(Page and application data records)
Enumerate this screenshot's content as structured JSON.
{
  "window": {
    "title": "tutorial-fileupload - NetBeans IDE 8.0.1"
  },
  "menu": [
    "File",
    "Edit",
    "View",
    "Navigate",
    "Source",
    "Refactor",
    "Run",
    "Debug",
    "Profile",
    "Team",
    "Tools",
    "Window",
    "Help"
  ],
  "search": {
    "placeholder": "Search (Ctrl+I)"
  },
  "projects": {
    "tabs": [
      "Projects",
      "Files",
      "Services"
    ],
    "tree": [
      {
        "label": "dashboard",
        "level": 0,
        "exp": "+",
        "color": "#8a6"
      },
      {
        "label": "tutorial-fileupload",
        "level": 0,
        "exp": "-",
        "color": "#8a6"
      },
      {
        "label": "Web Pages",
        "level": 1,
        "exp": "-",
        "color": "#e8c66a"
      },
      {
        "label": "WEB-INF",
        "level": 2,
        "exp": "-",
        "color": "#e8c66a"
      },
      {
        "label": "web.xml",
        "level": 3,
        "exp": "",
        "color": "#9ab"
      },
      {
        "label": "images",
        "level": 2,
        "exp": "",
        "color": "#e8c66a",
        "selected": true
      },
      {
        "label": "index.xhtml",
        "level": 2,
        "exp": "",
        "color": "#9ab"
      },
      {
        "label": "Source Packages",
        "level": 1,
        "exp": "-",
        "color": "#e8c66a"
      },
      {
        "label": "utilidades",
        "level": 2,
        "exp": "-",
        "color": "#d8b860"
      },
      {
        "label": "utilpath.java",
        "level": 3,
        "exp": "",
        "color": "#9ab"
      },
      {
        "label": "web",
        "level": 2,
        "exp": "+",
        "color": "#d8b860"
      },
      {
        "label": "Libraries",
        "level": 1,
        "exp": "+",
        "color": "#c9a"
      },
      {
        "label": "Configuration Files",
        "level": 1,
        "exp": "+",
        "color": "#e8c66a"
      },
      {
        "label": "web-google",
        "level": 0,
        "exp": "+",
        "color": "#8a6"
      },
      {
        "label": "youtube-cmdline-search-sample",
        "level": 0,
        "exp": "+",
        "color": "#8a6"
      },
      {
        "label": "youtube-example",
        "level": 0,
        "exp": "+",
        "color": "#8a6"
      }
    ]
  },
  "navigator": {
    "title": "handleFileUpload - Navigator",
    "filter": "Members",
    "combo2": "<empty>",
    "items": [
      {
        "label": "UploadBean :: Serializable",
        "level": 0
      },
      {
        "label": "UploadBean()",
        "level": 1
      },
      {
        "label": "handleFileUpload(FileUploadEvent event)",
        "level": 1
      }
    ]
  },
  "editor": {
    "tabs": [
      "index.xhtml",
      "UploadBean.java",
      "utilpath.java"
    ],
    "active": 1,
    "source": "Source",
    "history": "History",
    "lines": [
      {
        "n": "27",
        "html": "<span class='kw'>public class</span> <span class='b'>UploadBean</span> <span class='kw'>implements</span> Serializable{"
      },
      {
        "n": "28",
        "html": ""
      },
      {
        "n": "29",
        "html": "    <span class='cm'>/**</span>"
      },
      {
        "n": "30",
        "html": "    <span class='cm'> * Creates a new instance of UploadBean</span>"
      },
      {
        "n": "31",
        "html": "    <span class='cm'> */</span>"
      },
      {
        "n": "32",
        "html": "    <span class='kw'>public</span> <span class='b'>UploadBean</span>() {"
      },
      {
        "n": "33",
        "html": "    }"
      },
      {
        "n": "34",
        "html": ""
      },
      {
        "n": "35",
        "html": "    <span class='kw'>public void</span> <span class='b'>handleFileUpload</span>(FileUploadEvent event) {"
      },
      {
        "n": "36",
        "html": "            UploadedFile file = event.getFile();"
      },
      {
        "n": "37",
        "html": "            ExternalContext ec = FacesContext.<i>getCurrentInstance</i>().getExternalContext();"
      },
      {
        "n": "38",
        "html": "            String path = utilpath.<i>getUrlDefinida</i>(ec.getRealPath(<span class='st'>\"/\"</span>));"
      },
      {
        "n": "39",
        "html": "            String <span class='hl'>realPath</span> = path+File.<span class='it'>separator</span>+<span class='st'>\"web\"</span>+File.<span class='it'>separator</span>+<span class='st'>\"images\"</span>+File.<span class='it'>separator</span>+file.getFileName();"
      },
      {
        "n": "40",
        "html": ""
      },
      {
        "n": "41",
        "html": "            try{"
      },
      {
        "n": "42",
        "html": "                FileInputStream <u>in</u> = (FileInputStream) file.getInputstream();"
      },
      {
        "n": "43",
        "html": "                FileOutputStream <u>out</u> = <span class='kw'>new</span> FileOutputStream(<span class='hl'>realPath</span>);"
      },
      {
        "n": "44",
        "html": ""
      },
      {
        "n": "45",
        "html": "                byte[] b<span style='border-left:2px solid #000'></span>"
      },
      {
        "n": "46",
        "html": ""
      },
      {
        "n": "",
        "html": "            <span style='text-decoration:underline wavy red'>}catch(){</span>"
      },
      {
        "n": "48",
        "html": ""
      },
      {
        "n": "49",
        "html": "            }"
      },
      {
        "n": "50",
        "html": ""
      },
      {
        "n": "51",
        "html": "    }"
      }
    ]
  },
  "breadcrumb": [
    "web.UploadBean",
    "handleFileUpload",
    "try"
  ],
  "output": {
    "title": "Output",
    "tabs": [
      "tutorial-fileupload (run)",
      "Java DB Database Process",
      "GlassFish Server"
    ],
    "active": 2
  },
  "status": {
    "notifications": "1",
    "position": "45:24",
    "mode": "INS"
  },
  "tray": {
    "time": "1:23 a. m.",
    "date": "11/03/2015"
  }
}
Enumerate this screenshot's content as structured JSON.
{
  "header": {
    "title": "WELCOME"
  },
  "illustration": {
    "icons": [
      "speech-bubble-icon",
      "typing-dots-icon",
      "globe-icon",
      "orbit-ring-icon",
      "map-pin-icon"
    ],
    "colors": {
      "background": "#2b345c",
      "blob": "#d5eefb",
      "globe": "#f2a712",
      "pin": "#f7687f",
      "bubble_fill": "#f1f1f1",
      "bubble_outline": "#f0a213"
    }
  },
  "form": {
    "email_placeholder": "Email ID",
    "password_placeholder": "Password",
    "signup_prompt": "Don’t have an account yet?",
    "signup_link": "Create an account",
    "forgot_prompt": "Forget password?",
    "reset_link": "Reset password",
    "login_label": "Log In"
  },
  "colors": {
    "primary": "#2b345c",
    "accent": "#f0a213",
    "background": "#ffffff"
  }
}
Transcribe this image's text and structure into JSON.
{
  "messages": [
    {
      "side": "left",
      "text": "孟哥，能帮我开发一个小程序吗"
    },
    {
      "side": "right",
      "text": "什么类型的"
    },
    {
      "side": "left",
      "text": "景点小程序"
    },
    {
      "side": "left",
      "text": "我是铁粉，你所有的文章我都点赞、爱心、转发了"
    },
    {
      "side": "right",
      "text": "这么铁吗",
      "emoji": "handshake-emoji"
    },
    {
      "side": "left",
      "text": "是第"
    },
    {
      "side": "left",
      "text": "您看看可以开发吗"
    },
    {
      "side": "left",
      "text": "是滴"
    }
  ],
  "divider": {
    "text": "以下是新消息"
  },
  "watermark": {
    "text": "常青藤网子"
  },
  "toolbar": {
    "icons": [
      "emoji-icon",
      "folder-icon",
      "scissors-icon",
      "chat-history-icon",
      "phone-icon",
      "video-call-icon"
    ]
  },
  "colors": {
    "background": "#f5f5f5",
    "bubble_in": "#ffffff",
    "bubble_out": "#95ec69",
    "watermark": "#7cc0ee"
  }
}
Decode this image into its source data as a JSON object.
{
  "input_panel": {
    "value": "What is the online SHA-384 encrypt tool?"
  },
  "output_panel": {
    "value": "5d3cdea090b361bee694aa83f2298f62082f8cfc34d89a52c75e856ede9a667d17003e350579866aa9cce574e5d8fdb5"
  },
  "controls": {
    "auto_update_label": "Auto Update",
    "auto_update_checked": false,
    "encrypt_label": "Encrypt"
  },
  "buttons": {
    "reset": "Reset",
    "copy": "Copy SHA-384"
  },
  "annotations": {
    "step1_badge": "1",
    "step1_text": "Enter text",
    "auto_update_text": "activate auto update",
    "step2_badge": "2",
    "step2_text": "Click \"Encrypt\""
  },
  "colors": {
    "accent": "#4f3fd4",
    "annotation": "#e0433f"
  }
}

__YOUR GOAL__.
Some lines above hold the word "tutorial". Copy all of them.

__COMPLETED TASK__.
    "title": "tutorial-fileupload - NetBeans IDE 8.0.1"
        "label": "tutorial-fileupload",
      "tutorial-fileupload (run)",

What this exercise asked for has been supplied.